Group leaders: Antonio Lanzavecchia

Status: In progress

Antibodies can protect against homologous dengue virus (DENV) infection, but can also precipitate severe dengue by promoting heterotypic virus entry via Fcg receptors (FcgR). We previously reported that human monoclonal antibodies to the domain III (DIII) of the envelope (E) protein potently neutralize DENV infection and are either serotype specific or cross-reactive with two or three but never with all four DENV serotypes. In contrast, DI/DII-specific antibodies have lower neutralizing activity but completely cross-react with the four DENV serotypes. Furthermore we confirmed that all antibodies enhance infection at sub-neutralizing concentrations.

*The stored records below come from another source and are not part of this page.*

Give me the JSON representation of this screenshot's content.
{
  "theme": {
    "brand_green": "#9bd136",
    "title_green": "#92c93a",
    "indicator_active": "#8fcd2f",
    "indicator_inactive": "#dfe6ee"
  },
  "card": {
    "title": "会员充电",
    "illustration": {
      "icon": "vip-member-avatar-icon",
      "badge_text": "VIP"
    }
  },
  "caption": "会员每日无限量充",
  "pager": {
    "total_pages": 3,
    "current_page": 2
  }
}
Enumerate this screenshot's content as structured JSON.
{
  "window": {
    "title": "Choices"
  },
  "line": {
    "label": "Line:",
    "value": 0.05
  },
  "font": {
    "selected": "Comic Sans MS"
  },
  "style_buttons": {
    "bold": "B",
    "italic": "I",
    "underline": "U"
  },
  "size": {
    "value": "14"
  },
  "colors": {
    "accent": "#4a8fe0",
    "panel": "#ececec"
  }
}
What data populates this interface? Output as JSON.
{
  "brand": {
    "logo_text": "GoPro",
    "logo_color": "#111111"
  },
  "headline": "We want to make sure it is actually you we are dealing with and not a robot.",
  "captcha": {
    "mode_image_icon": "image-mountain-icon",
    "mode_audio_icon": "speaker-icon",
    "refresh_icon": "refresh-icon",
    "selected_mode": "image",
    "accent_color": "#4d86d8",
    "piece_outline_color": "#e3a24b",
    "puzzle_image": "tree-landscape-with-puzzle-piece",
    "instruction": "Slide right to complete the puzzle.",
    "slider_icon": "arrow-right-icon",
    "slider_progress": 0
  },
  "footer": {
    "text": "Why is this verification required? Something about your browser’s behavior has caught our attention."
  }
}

The three most potent and broadly neutralizing antibodies were engineered to prevent FcgR binding and found to be devoid of enhancing activity and effective as post-exposure therapy in a mouse model of lethal DENV infection. Based on our findings we hypothesize that the potently neutralizing DIII-specific antibodies protect form homologous but not from heterologous challenge, while the poorly neutralizing DI/II-specific antibodies are the primary culprits for enhancing heterologous infection. We continue the studies on the human antibody response to DENV in collaboration with Federica Sallusto and Luca Varani, IRB and with colleagues based in Ho Chi Minh City, Paris, Berkeley and Chapel Hill.

This work was done in collaboration with Federica Sallusto and Luca Varani, IRB, Bellinzona; Cameron Simmons, Hospital for Tropical Diseases, Ho Chi Minh City (VN); Felix Rey, Institute Pasteur, Paris (FR); Mike Diamond, Washington University School of Medicine, St. Louis, MO (US); Eva Harris, University of California, Berkeley, CA (US); and Aravinda de Silva, University of North Carolina, Chapel Hill, NC (US).